capturing data using each of the first filtering mode and the second filtering mode;
analyzing the data captured with each of the first and second filtering modes;
determining which of the first filtering mode or second filtering mode yields more suitable sensing data by comparing at least one result of the analysis of the data using the first filtering mode to a least one result of the analysis of the data using the second filtering mode; and
selecting whichever of the first or second filtering mode yields more suitable sensing data to the cardiac signal.

20. The CRMD of claim 19 wherein the operational circuitry is configured, within the routine for selecting between the first and second filtering modes, to calculate a signal-to-noise ratio for the data captured using each of the first filtering mode and the second filtering mode, and the operational circuitry is configured to determine which of the first filtering mode or second filtering mode yields more suitable sensing data by using the signal-to-noise ratios.

Patent History
Publication number: 20210113135
Type: Application
Filed: Dec 9, 2020
Publication Date: Apr 22, 2021
Applicant: CARDIAC PACEMAKERS, INC. (St. Paul, MN)
Inventors: VENUGOPAL ALLAVATAM (SARATOGA, CA), STEPHEN J. HAHN (SHOREVIEW, MN), KEITH L. HERRMANN (MINNEAPOLIS, MN), MITCHELL D. LANZ (MAPLE GROVE, MN), KRZYSZTOF Z. SIEJKO (MAPLE GROVE, MN), BENJAMIN SPEAKMAN (EAGAN, MN)
Application Number: 17/116,819
Classifications

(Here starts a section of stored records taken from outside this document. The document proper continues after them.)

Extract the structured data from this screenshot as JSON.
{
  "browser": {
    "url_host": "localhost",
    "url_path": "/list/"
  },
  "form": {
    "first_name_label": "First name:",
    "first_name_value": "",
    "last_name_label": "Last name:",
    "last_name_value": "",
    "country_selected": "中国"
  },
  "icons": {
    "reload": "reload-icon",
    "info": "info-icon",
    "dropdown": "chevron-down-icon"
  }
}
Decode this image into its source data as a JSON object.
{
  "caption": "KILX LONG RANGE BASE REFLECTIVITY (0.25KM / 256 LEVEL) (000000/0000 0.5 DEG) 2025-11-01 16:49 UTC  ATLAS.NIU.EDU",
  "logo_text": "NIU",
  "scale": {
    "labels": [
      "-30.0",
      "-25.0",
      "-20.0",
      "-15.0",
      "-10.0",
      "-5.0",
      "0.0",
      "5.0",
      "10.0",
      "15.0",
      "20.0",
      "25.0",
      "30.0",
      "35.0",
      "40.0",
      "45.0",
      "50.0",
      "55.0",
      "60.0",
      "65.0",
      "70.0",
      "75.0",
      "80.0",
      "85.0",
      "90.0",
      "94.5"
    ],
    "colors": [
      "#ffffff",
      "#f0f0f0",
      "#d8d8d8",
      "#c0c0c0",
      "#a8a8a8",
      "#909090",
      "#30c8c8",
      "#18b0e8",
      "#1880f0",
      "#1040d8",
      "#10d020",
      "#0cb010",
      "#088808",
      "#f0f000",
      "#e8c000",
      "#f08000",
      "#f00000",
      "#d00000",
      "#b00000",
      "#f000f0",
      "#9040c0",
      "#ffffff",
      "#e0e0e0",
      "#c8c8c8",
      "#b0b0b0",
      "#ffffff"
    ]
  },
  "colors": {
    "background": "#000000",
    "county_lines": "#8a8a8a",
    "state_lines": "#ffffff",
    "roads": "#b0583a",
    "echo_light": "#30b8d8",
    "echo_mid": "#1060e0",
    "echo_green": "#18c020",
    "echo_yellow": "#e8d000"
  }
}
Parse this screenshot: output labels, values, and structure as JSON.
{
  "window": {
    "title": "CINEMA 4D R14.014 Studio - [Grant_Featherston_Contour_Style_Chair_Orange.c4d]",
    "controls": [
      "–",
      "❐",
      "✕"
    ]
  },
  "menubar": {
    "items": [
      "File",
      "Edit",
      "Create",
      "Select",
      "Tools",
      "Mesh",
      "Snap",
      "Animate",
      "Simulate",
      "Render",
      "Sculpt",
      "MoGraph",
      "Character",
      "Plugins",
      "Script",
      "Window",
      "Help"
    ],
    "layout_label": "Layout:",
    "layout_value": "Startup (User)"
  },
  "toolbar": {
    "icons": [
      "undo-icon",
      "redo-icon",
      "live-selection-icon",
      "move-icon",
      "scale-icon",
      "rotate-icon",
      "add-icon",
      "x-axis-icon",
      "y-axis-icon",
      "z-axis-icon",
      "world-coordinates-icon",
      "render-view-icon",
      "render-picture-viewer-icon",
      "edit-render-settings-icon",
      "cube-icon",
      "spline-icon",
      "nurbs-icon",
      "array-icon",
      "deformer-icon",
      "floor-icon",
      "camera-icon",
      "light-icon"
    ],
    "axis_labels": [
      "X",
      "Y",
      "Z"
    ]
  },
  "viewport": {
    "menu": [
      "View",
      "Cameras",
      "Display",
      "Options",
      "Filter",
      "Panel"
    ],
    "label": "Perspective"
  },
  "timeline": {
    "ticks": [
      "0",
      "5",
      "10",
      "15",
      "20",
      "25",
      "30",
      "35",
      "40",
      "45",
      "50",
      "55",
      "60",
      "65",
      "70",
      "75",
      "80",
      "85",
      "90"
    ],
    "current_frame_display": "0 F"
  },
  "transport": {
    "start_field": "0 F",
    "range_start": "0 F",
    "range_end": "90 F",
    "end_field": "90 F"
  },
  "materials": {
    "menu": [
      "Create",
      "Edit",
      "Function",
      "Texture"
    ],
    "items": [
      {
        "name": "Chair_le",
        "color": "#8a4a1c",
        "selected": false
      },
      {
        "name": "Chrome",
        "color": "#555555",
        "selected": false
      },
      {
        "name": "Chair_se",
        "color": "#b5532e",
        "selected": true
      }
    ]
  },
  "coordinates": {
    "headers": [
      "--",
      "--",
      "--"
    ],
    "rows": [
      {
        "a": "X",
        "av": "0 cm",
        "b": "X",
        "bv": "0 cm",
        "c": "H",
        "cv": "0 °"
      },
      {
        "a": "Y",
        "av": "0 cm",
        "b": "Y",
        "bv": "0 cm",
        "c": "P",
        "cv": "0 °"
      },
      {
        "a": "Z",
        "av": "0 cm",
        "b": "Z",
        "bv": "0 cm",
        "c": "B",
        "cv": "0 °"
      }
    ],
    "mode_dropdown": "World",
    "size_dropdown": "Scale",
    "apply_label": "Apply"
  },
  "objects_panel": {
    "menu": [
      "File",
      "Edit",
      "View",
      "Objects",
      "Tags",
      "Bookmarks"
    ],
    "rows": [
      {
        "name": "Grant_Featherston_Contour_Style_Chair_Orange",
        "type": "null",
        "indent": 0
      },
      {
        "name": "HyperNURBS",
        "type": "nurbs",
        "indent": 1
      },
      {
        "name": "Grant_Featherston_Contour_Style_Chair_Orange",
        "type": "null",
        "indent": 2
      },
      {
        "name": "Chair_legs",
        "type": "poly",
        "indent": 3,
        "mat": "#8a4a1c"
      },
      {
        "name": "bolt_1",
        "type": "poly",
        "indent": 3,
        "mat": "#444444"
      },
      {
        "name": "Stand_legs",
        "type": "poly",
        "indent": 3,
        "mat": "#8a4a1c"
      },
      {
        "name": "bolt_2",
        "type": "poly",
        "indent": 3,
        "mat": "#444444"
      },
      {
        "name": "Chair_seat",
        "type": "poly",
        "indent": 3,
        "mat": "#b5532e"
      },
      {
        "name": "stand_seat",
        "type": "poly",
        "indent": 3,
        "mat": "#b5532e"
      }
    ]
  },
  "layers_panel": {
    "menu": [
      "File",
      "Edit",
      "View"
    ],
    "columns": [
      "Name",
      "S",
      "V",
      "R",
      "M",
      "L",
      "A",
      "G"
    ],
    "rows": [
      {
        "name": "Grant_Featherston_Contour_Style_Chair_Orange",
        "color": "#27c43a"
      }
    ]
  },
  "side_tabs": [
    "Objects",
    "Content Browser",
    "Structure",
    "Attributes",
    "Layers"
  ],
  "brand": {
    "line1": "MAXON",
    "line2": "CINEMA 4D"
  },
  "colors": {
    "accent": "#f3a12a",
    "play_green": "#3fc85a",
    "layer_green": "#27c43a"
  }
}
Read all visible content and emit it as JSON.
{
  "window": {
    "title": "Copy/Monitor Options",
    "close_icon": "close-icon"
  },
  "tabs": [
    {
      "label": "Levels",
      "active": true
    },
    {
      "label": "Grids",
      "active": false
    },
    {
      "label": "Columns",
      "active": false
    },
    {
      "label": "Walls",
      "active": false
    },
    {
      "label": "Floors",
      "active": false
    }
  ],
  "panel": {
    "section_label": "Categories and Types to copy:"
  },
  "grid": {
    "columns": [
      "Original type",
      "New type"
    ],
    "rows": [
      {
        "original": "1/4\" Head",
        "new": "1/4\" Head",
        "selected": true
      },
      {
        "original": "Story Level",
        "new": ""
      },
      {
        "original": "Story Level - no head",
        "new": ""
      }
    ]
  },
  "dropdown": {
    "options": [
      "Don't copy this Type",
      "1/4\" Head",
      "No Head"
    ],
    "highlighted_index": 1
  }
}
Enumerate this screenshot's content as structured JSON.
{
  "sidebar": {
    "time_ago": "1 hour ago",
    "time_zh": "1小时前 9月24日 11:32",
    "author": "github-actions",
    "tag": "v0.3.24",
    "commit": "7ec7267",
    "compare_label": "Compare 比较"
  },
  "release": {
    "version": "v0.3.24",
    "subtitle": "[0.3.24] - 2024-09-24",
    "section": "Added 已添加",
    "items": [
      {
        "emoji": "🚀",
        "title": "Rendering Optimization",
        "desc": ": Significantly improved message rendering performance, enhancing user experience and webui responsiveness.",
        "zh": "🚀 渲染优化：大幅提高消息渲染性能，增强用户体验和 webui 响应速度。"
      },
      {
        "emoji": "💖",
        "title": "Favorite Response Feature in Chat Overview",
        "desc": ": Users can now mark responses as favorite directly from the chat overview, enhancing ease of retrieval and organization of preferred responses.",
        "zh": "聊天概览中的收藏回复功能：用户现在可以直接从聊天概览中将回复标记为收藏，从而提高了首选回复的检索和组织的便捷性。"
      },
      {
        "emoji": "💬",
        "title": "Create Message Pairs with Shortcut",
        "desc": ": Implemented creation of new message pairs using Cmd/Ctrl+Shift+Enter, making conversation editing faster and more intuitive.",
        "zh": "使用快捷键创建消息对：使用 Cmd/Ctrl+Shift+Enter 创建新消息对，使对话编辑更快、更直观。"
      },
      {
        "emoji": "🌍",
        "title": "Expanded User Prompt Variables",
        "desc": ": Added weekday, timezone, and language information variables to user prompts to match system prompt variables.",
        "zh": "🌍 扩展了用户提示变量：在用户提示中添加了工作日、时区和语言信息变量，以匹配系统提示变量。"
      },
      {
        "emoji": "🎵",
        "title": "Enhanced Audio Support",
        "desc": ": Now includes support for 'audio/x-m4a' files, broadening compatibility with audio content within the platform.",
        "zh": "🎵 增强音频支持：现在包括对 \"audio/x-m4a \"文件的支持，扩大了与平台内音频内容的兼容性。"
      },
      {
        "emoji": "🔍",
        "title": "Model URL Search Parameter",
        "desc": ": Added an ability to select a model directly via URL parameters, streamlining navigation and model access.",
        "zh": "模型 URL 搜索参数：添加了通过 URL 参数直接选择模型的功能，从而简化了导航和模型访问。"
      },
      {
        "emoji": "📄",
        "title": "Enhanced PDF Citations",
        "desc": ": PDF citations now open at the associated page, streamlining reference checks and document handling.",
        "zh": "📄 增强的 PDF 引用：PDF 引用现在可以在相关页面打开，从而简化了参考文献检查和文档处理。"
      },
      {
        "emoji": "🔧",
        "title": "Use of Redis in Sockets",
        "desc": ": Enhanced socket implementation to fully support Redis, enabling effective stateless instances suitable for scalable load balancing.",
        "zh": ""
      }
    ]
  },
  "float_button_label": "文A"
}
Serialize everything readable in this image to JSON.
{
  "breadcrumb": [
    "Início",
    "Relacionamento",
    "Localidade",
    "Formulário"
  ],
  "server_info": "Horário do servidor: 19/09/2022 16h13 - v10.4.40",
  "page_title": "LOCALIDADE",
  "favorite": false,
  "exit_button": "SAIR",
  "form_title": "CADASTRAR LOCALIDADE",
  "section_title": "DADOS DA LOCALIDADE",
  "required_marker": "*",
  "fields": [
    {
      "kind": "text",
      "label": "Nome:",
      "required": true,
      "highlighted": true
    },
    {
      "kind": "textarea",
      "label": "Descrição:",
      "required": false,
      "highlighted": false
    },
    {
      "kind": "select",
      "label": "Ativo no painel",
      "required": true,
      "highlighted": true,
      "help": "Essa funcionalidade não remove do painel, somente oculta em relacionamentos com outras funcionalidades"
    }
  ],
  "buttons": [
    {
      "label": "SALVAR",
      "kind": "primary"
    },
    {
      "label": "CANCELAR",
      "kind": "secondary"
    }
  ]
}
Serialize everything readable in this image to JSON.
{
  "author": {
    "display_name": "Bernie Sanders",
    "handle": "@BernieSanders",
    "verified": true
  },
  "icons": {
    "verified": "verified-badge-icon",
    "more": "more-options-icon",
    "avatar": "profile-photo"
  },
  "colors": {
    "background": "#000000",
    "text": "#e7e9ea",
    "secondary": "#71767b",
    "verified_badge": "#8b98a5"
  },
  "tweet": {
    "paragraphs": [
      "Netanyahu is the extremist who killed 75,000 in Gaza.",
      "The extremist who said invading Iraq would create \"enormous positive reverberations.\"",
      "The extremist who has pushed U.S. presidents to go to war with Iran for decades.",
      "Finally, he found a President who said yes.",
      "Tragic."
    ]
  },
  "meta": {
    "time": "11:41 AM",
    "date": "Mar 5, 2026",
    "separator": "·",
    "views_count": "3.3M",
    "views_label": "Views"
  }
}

International Classification: A61B 5/316 (20060101); A61B 5/352 (20060101); A61B 5/30 (20060101); A61B 5/287 (20060101); A61B 5/349 (20060101); A61B 5/00 (20060101); A61N 1/362 (20060101); A61N 1/37 (20060101); A61N 1/39 (20060101); A61B 5/304 (20060101);